**Records shown**
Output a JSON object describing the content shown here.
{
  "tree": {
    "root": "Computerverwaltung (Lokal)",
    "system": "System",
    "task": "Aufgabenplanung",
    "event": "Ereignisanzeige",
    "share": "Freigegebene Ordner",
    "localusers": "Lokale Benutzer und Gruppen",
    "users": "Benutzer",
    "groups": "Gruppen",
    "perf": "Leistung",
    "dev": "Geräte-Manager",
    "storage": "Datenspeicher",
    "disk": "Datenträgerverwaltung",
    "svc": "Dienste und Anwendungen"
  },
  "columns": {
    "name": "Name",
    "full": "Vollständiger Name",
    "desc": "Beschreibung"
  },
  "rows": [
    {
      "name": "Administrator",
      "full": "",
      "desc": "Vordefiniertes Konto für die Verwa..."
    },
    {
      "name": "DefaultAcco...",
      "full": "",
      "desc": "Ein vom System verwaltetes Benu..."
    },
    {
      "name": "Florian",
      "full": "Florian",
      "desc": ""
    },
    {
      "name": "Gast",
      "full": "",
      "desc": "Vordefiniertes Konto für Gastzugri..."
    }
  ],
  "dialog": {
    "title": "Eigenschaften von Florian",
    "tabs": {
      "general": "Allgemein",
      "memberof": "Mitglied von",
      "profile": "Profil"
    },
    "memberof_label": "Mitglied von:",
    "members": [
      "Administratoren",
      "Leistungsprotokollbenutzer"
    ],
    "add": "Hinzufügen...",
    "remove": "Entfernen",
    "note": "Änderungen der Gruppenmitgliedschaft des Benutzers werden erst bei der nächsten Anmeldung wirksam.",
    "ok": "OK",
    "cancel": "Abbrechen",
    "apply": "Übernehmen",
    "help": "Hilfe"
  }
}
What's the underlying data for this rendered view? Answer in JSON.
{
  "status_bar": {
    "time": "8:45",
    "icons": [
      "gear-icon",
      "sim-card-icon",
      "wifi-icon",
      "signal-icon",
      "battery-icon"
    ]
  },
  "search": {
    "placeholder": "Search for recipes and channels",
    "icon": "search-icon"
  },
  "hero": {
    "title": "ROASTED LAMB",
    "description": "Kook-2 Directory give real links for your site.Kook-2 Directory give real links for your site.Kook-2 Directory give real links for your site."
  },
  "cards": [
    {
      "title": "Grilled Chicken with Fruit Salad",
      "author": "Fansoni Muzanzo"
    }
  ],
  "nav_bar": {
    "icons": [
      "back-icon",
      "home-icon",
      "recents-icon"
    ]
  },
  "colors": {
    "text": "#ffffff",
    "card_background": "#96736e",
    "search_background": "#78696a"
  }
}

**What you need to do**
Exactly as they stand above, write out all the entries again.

**Expected answer**
Output a JSON object describing the content shown here.
{
  "tree": {
    "root": "Computerverwaltung (Lokal)",
    "system": "System",
    "task": "Aufgabenplanung",
    "event": "Ereignisanzeige",
    "share": "Freigegebene Ordner",
    "localusers": "Lokale Benutzer und Gruppen",
    "users": "Benutzer",
    "groups": "Gruppen",
    "perf": "Leistung",
    "dev": "Geräte-Manager",
    "storage": "Datenspeicher",
    "disk": "Datenträgerverwaltung",
    "svc": "Dienste und Anwendungen"
  },
  "columns": {
    "name": "Name",
    "full": "Vollständiger Name",
    "desc": "Beschreibung"
  },
  "rows": [
    {
      "name": "Administrator",
      "full": "",
      "desc": "Vordefiniertes Konto für die Verwa..."
    },
    {
      "name": "DefaultAcco...",
      "full": "",
      "desc": "Ein vom System verwaltetes Benu..."
    },
    {
      "name": "Florian",
      "full": "Florian",
      "desc": ""
    },
    {
      "name": "Gast",
      "full": "",
      "desc": "Vordefiniertes Konto für Gastzugri..."
    }
  ],
  "dialog": {
    "title": "Eigenschaften von Florian",
    "tabs": {
      "general": "Allgemein",
      "memberof": "Mitglied von",
      "profile": "Profil"
    },
    "memberof_label": "Mitglied von:",
    "members": [
      "Administratoren",
      "Leistungsprotokollbenutzer"
    ],
    "add": "Hinzufügen...",
    "remove": "Entfernen",
    "note": "Änderungen der Gruppenmitgliedschaft des Benutzers werden erst bei der nächsten Anmeldung wirksam.",
    "ok": "OK",
    "cancel": "Abbrechen",
    "apply": "Übernehmen",
    "help": "Hilfe"
  }
}
What's the underlying data for this rendered view? Answer in JSON.
{
  "status_bar": {
    "time": "8:45",
    "icons": [
      "gear-icon",
      "sim-card-icon",
      "wifi-icon",
      "signal-icon",
      "battery-icon"
    ]
  },
  "search": {
    "placeholder": "Search for recipes and channels",
    "icon": "search-icon"
  },
  "hero": {
    "title": "ROASTED LAMB",
    "description": "Kook-2 Directory give real links for your site.Kook-2 Directory give real links for your site.Kook-2 Directory give real links for your site."
  },
  "cards": [
    {
      "title": "Grilled Chicken with Fruit Salad",
      "author": "Fansoni Muzanzo"
    }
  ],
  "nav_bar": {
    "icons": [
      "back-icon",
      "home-icon",
      "recents-icon"
    ]
  },
  "colors": {
    "text": "#ffffff",
    "card_background": "#96736e",
    "search_background": "#78696a"
  }
}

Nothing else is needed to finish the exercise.